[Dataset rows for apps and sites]
◆ ◆ ◆ ◆ ◆ ◆ ◆

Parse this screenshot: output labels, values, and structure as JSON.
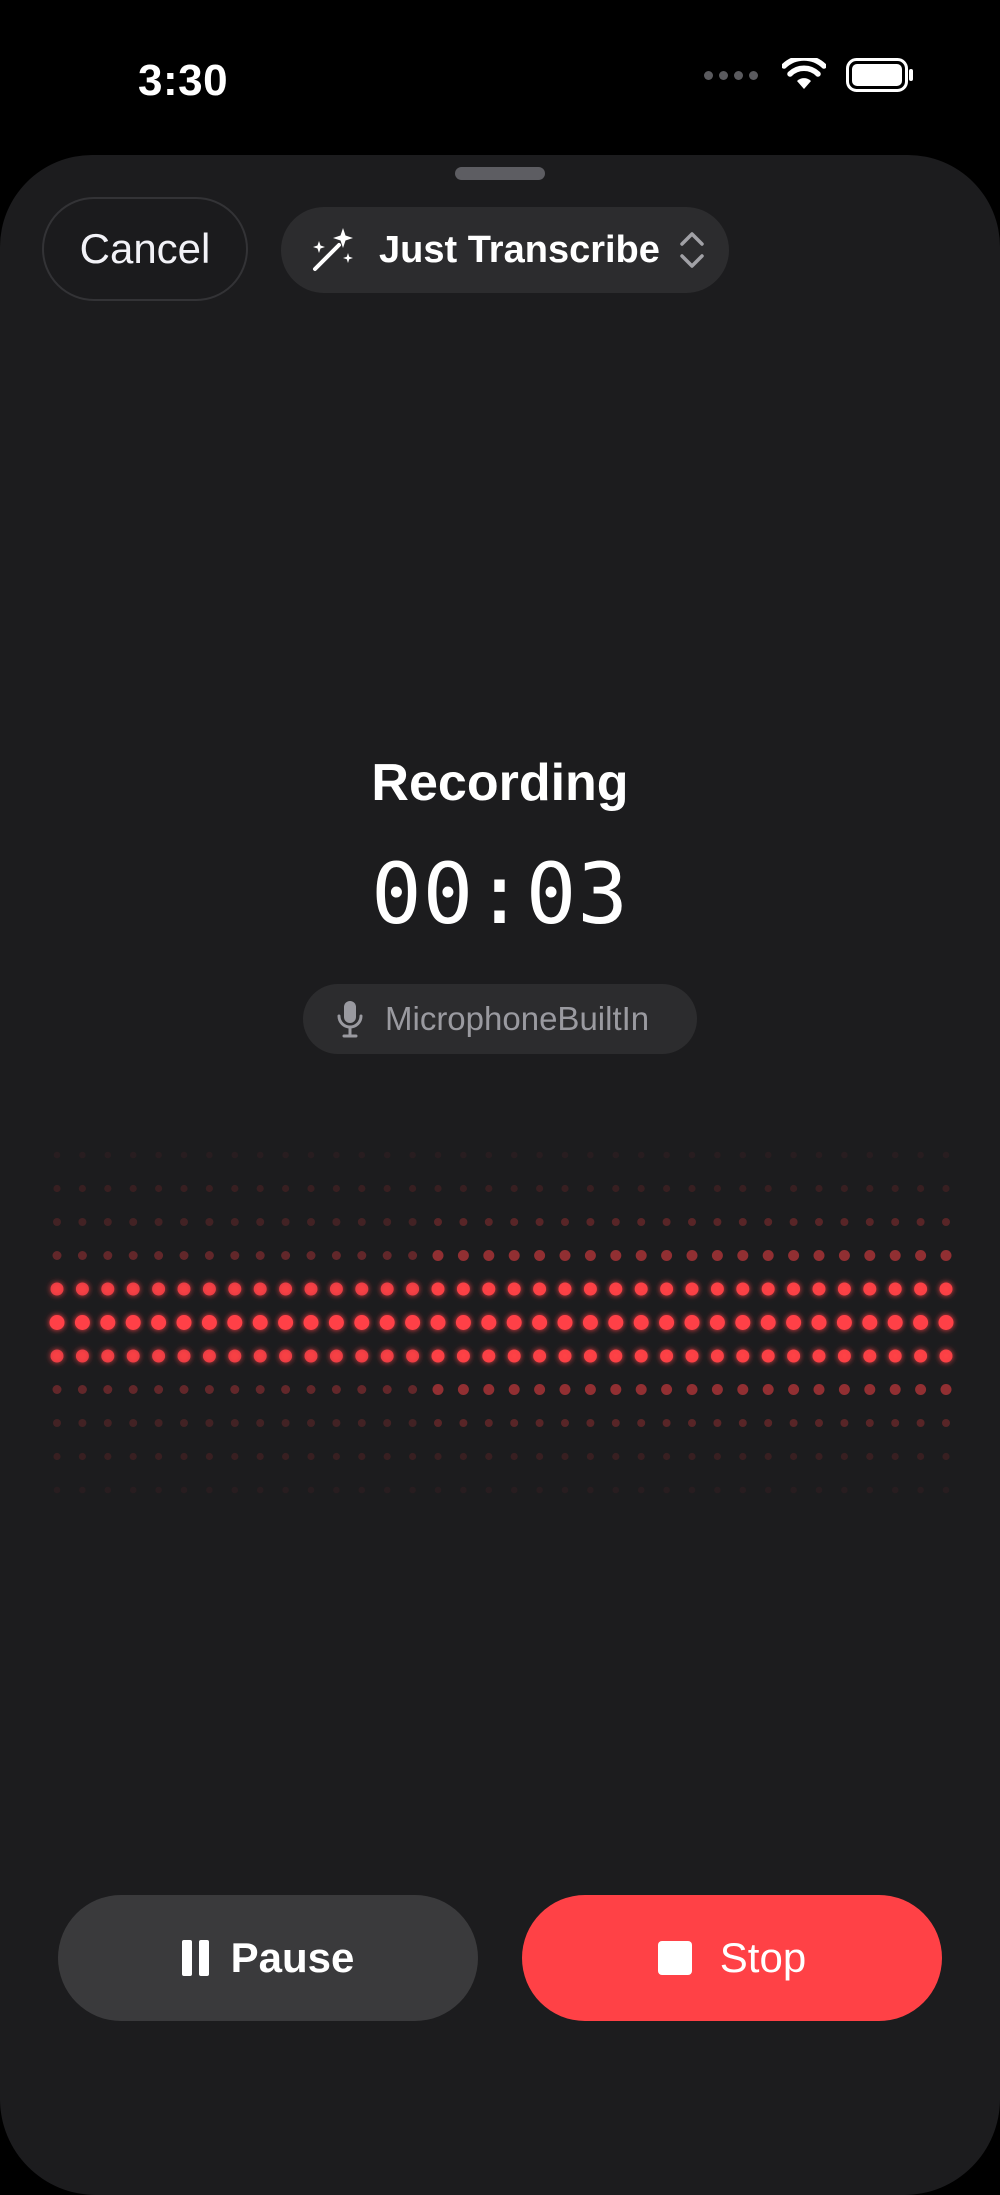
{
  "status": {
    "time": "3:30"
  },
  "toolbar": {
    "cancel_label": "Cancel",
    "mode_label": "Just Transcribe"
  },
  "recording": {
    "title": "Recording",
    "elapsed": "00:03",
    "input_device": "MicrophoneBuiltIn"
  },
  "controls": {
    "pause_label": "Pause",
    "stop_label": "Stop"
  },
  "icons": {
    "mode": "magic-wand-icon",
    "mode_chevron": "chevron-up-down-icon",
    "mic": "microphone-icon",
    "pause": "pause-icon",
    "stop": "stop-icon",
    "wifi": "wifi-icon",
    "battery": "battery-icon",
    "signal": "cellular-signal-icon"
  },
  "colors": {
    "accent": "#ff4146",
    "sheet_background": "#1c1c1e",
    "pill_background": "#2c2c2e",
    "pause_background": "#3a3a3c"
  }
}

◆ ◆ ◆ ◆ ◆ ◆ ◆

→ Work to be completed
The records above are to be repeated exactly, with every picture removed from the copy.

→ Result below
Parse this screenshot: output labels, values, and structure as JSON.
{
  "status": {
    "time": "3:30"
  },
  "toolbar": {
    "cancel_label": "Cancel",
    "mode_label": "Just Transcribe"
  },
  "recording": {
    "title": "Recording",
    "elapsed": "00:03",
    "input_device": "MicrophoneBuiltIn"
  },
  "controls": {
    "pause_label": "Pause",
    "stop_label": "Stop"
  },
  "icons": {
    "mode": "magic-wand-icon",
    "mode_chevron": "chevron-up-down-icon",
    "mic": "microphone-icon",
    "pause": "pause-icon",
    "stop": "stop-icon",
    "wifi": "wifi-icon",
    "battery": "battery-icon",
    "signal": "cellular-signal-icon"
  },
  "colors": {
    "accent": "#ff4146",
    "sheet_background": "#1c1c1e",
    "pill_background": "#2c2c2e",
    "pause_background": "#3a3a3c"
  }
}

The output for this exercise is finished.